=== Directions ===
Would you repeat all of the records underneath, exactly as written?

(Listed entries)

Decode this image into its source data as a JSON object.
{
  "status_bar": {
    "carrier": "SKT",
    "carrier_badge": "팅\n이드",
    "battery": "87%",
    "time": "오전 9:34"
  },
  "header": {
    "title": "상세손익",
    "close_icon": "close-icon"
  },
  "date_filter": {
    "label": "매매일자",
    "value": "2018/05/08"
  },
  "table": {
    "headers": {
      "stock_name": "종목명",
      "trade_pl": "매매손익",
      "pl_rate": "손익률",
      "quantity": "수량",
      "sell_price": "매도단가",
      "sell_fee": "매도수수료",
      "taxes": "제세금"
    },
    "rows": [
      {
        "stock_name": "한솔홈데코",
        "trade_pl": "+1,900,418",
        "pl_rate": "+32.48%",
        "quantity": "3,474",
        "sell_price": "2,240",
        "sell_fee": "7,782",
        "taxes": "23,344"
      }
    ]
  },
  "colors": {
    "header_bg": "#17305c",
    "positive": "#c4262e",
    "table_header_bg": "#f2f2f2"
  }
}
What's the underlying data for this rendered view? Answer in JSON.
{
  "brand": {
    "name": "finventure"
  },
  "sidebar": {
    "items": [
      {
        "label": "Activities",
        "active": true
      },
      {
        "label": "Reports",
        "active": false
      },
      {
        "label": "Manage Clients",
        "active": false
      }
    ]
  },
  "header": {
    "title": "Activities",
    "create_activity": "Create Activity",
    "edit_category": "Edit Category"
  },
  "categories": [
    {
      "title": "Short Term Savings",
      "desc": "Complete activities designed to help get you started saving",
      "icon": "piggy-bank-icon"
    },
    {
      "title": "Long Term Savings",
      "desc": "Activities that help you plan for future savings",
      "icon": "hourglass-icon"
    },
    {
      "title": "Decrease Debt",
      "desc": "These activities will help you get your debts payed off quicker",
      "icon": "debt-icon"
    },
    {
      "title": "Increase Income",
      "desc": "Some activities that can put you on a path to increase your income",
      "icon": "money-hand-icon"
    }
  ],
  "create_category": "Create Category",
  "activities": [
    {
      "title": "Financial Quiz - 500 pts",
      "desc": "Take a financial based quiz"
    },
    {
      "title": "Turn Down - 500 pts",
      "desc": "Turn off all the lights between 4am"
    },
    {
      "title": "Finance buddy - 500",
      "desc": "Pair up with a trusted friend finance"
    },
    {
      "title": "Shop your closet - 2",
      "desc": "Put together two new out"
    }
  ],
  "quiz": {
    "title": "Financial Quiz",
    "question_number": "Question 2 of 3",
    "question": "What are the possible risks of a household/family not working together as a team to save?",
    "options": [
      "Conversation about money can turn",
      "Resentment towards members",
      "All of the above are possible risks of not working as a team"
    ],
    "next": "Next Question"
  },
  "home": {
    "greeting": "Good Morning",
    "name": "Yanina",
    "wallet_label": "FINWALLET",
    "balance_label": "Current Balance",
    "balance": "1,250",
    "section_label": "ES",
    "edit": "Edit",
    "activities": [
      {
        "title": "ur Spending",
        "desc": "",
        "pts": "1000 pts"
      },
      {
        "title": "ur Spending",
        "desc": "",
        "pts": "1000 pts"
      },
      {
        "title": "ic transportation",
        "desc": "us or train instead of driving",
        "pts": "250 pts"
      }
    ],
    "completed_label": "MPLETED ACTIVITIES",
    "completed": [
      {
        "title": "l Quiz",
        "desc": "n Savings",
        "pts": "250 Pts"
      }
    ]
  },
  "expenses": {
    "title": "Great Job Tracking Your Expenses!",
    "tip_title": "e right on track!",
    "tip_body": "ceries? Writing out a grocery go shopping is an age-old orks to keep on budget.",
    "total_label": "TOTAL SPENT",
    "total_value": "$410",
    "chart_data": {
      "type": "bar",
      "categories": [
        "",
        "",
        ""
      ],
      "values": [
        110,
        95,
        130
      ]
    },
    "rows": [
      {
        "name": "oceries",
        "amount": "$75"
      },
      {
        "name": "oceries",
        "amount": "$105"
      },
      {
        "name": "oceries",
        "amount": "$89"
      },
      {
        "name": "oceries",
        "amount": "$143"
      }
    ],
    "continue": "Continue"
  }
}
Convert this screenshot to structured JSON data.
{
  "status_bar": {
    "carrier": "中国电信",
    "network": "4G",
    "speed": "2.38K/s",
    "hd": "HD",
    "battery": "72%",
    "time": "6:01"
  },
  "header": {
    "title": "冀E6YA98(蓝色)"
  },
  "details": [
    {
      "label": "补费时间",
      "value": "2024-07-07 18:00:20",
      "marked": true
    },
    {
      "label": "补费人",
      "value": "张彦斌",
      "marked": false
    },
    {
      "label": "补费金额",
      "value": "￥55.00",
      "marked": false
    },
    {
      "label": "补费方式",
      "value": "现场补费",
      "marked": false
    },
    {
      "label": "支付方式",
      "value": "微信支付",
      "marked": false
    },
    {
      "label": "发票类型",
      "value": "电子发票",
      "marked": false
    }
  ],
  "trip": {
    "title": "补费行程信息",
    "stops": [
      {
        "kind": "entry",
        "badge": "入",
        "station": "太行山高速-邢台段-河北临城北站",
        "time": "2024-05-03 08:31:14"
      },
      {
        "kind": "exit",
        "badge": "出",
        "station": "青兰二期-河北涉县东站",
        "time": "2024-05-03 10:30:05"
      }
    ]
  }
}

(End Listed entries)

=== Written solution ===
Decode this image into its source data as a JSON object.
{
  "status_bar": {
    "carrier": "SKT",
    "carrier_badge": "팅\n이드",
    "battery": "87%",
    "time": "오전 9:34"
  },
  "header": {
    "title": "상세손익",
    "close_icon": "close-icon"
  },
  "date_filter": {
    "label": "매매일자",
    "value": "2018/05/08"
  },
  "table": {
    "headers": {
      "stock_name": "종목명",
      "trade_pl": "매매손익",
      "pl_rate": "손익률",
      "quantity": "수량",
      "sell_price": "매도단가",
      "sell_fee": "매도수수료",
      "taxes": "제세금"
    },
    "rows": [
      {
        "stock_name": "한솔홈데코",
        "trade_pl": "+1,900,418",
        "pl_rate": "+32.48%",
        "quantity": "3,474",
        "sell_price": "2,240",
        "sell_fee": "7,782",
        "taxes": "23,344"
      }
    ]
  },
  "colors": {
    "header_bg": "#17305c",
    "positive": "#c4262e",
    "table_header_bg": "#f2f2f2"
  }
}
What's the underlying data for this rendered view? Answer in JSON.
{
  "brand": {
    "name": "finventure"
  },
  "sidebar": {
    "items": [
      {
        "label": "Activities",
        "active": true
      },
      {
        "label": "Reports",
        "active": false
      },
      {
        "label": "Manage Clients",
        "active": false
      }
    ]
  },
  "header": {
    "title": "Activities",
    "create_activity": "Create Activity",
    "edit_category": "Edit Category"
  },
  "categories": [
    {
      "title": "Short Term Savings",
      "desc": "Complete activities designed to help get you started saving",
      "icon": "piggy-bank-icon"
    },
    {
      "title": "Long Term Savings",
      "desc": "Activities that help you plan for future savings",
      "icon": "hourglass-icon"
    },
    {
      "title": "Decrease Debt",
      "desc": "These activities will help you get your debts payed off quicker",
      "icon": "debt-icon"
    },
    {
      "title": "Increase Income",
      "desc": "Some activities that can put you on a path to increase your income",
      "icon": "money-hand-icon"
    }
  ],
  "create_category": "Create Category",
  "activities": [
    {
      "title": "Financial Quiz - 500 pts",
      "desc": "Take a financial based quiz"
    },
    {
      "title": "Turn Down - 500 pts",
      "desc": "Turn off all the lights between 4am"
    },
    {
      "title": "Finance buddy - 500",
      "desc": "Pair up with a trusted friend finance"
    },
    {
      "title": "Shop your closet - 2",
      "desc": "Put together two new out"
    }
  ],
  "quiz": {
    "title": "Financial Quiz",
    "question_number": "Question 2 of 3",
    "question": "What are the possible risks of a household/family not working together as a team to save?",
    "options": [
      "Conversation about money can turn",
      "Resentment towards members",
      "All of the above are possible risks of not working as a team"
    ],
    "next": "Next Question"
  },
  "home": {
    "greeting": "Good Morning",
    "name": "Yanina",
    "wallet_label": "FINWALLET",
    "balance_label": "Current Balance",
    "balance": "1,250",
    "section_label": "ES",
    "edit": "Edit",
    "activities": [
      {
        "title": "ur Spending",
        "desc": "",
        "pts": "1000 pts"
      },
      {
        "title": "ur Spending",
        "desc": "",
        "pts": "1000 pts"
      },
      {
        "title": "ic transportation",
        "desc": "us or train instead of driving",
        "pts": "250 pts"
      }
    ],
    "completed_label": "MPLETED ACTIVITIES",
    "completed": [
      {
        "title": "l Quiz",
        "desc": "n Savings",
        "pts": "250 Pts"
      }
    ]
  },
  "expenses": {
    "title": "Great Job Tracking Your Expenses!",
    "tip_title": "e right on track!",
    "tip_body": "ceries? Writing out a grocery go shopping is an age-old orks to keep on budget.",
    "total_label": "TOTAL SPENT",
    "total_value": "$410",
    "chart_data": {
      "type": "bar",
      "categories": [
        "",
        "",
        ""
      ],
      "values": [
        110,
        95,
        130
      ]
    },
    "rows": [
      {
        "name": "oceries",
        "amount": "$75"
      },
      {
        "name": "oceries",
        "amount": "$105"
      },
      {
        "name": "oceries",
        "amount": "$89"
      },
      {
        "name": "oceries",
        "amount": "$143"
      }
    ],
    "continue": "Continue"
  }
}
Convert this screenshot to structured JSON data.
{
  "status_bar": {
    "carrier": "中国电信",
    "network": "4G",
    "speed": "2.38K/s",
    "hd": "HD",
    "battery": "72%",
    "time": "6:01"
  },
  "header": {
    "title": "冀E6YA98(蓝色)"
  },
  "details": [
    {
      "label": "补费时间",
      "value": "2024-07-07 18:00:20",
      "marked": true
    },
    {
      "label": "补费人",
      "value": "张彦斌",
      "marked": false
    },
    {
      "label": "补费金额",
      "value": "￥55.00",
      "marked": false
    },
    {
      "label": "补费方式",
      "value": "现场补费",
      "marked": false
    },
    {
      "label": "支付方式",
      "value": "微信支付",
      "marked": false
    },
    {
      "label": "发票类型",
      "value": "电子发票",
      "marked": false
    }
  ],
  "trip": {
    "title": "补费行程信息",
    "stops": [
      {
        "kind": "entry",
        "badge": "入",
        "station": "太行山高速-邢台段-河北临城北站",
        "time": "2024-05-03 08:31:14"
      },
      {
        "kind": "exit",
        "badge": "出",
        "station": "青兰二期-河北涉县东站",
        "time": "2024-05-03 10:30:05"
      }
    ]
  }
}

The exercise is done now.